(App and web page records)
────────────────────────────────────────

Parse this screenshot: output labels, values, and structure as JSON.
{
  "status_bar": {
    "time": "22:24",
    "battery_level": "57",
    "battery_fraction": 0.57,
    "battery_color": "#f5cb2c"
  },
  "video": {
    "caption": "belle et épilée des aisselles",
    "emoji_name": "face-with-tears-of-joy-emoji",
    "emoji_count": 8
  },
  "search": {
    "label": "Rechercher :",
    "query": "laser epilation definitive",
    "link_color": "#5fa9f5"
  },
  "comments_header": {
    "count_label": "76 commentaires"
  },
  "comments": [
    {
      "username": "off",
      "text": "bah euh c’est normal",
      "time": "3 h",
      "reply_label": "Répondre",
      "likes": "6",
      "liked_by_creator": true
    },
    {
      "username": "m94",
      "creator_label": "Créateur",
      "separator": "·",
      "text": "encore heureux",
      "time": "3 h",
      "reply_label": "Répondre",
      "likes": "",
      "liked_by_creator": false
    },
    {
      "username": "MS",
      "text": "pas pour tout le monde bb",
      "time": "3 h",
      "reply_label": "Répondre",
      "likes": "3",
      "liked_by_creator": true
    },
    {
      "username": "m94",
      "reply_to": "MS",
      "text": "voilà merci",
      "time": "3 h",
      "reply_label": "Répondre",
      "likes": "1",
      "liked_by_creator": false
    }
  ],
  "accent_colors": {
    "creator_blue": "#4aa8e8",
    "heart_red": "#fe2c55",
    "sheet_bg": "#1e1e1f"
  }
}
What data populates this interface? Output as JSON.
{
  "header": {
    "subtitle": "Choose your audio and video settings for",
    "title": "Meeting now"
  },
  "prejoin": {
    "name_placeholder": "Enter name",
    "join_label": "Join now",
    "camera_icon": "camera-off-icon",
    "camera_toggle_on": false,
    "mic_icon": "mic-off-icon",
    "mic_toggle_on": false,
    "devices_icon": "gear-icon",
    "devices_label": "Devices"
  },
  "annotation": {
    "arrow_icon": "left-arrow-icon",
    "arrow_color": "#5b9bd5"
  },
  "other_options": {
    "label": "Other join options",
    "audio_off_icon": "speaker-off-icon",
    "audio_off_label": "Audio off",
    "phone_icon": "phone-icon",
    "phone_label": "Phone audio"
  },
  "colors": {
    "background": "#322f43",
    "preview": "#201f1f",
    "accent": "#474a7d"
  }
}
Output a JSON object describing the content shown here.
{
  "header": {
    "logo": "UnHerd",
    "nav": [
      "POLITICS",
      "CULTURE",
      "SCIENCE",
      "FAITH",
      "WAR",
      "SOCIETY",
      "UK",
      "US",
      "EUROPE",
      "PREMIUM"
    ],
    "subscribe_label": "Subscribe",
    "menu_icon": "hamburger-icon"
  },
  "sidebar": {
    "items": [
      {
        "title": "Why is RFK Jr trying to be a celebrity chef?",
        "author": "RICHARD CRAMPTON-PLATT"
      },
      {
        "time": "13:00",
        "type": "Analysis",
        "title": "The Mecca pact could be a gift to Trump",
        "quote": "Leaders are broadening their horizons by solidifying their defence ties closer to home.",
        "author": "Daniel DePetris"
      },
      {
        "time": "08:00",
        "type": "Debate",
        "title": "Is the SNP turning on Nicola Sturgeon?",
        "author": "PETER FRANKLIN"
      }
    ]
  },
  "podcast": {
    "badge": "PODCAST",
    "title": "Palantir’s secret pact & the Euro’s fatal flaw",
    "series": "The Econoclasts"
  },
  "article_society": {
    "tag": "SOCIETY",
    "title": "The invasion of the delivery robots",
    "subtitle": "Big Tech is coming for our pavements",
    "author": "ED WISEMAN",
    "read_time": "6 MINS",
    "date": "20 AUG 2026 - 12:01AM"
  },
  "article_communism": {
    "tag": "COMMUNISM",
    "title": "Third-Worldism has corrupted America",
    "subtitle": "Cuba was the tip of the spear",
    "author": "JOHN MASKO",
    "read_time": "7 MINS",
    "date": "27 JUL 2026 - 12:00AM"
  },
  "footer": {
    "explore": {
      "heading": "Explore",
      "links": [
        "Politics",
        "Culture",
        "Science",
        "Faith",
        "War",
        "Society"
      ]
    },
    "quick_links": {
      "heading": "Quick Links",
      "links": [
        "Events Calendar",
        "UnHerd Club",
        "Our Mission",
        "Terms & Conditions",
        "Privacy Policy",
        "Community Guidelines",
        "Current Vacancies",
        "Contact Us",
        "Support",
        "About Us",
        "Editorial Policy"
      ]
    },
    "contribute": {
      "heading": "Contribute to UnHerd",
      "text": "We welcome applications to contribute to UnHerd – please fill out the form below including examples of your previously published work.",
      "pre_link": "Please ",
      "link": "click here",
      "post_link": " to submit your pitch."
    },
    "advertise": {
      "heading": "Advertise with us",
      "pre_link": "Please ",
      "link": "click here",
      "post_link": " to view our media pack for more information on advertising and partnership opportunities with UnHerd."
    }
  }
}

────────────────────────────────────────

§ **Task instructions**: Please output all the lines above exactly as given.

§ **Solved problem**:
Parse this screenshot: output labels, values, and structure as JSON.
{
  "status_bar": {
    "time": "22:24",
    "battery_level": "57",
    "battery_fraction": 0.57,
    "battery_color": "#f5cb2c"
  },
  "video": {
    "caption": "belle et épilée des aisselles",
    "emoji_name": "face-with-tears-of-joy-emoji",
    "emoji_count": 8
  },
  "search": {
    "label": "Rechercher :",
    "query": "laser epilation definitive",
    "link_color": "#5fa9f5"
  },
  "comments_header": {
    "count_label": "76 commentaires"
  },
  "comments": [
    {
      "username": "off",
      "text": "bah euh c’est normal",
      "time": "3 h",
      "reply_label": "Répondre",
      "likes": "6",
      "liked_by_creator": true
    },
    {
      "username": "m94",
      "creator_label": "Créateur",
      "separator": "·",
      "text": "encore heureux",
      "time": "3 h",
      "reply_label": "Répondre",
      "likes": "",
      "liked_by_creator": false
    },
    {
      "username": "MS",
      "text": "pas pour tout le monde bb",
      "time": "3 h",
      "reply_label": "Répondre",
      "likes": "3",
      "liked_by_creator": true
    },
    {
      "username": "m94",
      "reply_to": "MS",
      "text": "voilà merci",
      "time": "3 h",
      "reply_label": "Répondre",
      "likes": "1",
      "liked_by_creator": false
    }
  ],
  "accent_colors": {
    "creator_blue": "#4aa8e8",
    "heart_red": "#fe2c55",
    "sheet_bg": "#1e1e1f"
  }
}
What data populates this interface? Output as JSON.
{
  "header": {
    "subtitle": "Choose your audio and video settings for",
    "title": "Meeting now"
  },
  "prejoin": {
    "name_placeholder": "Enter name",
    "join_label": "Join now",
    "camera_icon": "camera-off-icon",
    "camera_toggle_on": false,
    "mic_icon": "mic-off-icon",
    "mic_toggle_on": false,
    "devices_icon": "gear-icon",
    "devices_label": "Devices"
  },
  "annotation": {
    "arrow_icon": "left-arrow-icon",
    "arrow_color": "#5b9bd5"
  },
  "other_options": {
    "label": "Other join options",
    "audio_off_icon": "speaker-off-icon",
    "audio_off_label": "Audio off",
    "phone_icon": "phone-icon",
    "phone_label": "Phone audio"
  },
  "colors": {
    "background": "#322f43",
    "preview": "#201f1f",
    "accent": "#474a7d"
  }
}
Output a JSON object describing the content shown here.
{
  "header": {
    "logo": "UnHerd",
    "nav": [
      "POLITICS",
      "CULTURE",
      "SCIENCE",
      "FAITH",
      "WAR",
      "SOCIETY",
      "UK",
      "US",
      "EUROPE",
      "PREMIUM"
    ],
    "subscribe_label": "Subscribe",
    "menu_icon": "hamburger-icon"
  },
  "sidebar": {
    "items": [
      {
        "title": "Why is RFK Jr trying to be a celebrity chef?",
        "author": "RICHARD CRAMPTON-PLATT"
      },
      {
        "time": "13:00",
        "type": "Analysis",
        "title": "The Mecca pact could be a gift to Trump",
        "quote": "Leaders are broadening their horizons by solidifying their defence ties closer to home.",
        "author": "Daniel DePetris"
      },
      {
        "time": "08:00",
        "type": "Debate",
        "title": "Is the SNP turning on Nicola Sturgeon?",
        "author": "PETER FRANKLIN"
      }
    ]
  },
  "podcast": {
    "badge": "PODCAST",
    "title": "Palantir’s secret pact & the Euro’s fatal flaw",
    "series": "The Econoclasts"
  },
  "article_society": {
    "tag": "SOCIETY",
    "title": "The invasion of the delivery robots",
    "subtitle": "Big Tech is coming for our pavements",
    "author": "ED WISEMAN",
    "read_time": "6 MINS",
    "date": "20 AUG 2026 - 12:01AM"
  },
  "article_communism": {
    "tag": "COMMUNISM",
    "title": "Third-Worldism has corrupted America",
    "subtitle": "Cuba was the tip of the spear",
    "author": "JOHN MASKO",
    "read_time": "7 MINS",
    "date": "27 JUL 2026 - 12:00AM"
  },
  "footer": {
    "explore": {
      "heading": "Explore",
      "links": [
        "Politics",
        "Culture",
        "Science",
        "Faith",
        "War",
        "Society"
      ]
    },
    "quick_links": {
      "heading": "Quick Links",
      "links": [
        "Events Calendar",
        "UnHerd Club",
        "Our Mission",
        "Terms & Conditions",
        "Privacy Policy",
        "Community Guidelines",
        "Current Vacancies",
        "Contact Us",
        "Support",
        "About Us",
        "Editorial Policy"
      ]
    },
    "contribute": {
      "heading": "Contribute to UnHerd",
      "text": "We welcome applications to contribute to UnHerd – please fill out the form below including examples of your previously published work.",
      "pre_link": "Please ",
      "link": "click here",
      "post_link": " to submit your pitch."
    },
    "advertise": {
      "heading": "Advertise with us",
      "pre_link": "Please ",
      "link": "click here",
      "post_link": " to view our media pack for more information on advertising and partnership opportunities with UnHerd."
    }
  }
}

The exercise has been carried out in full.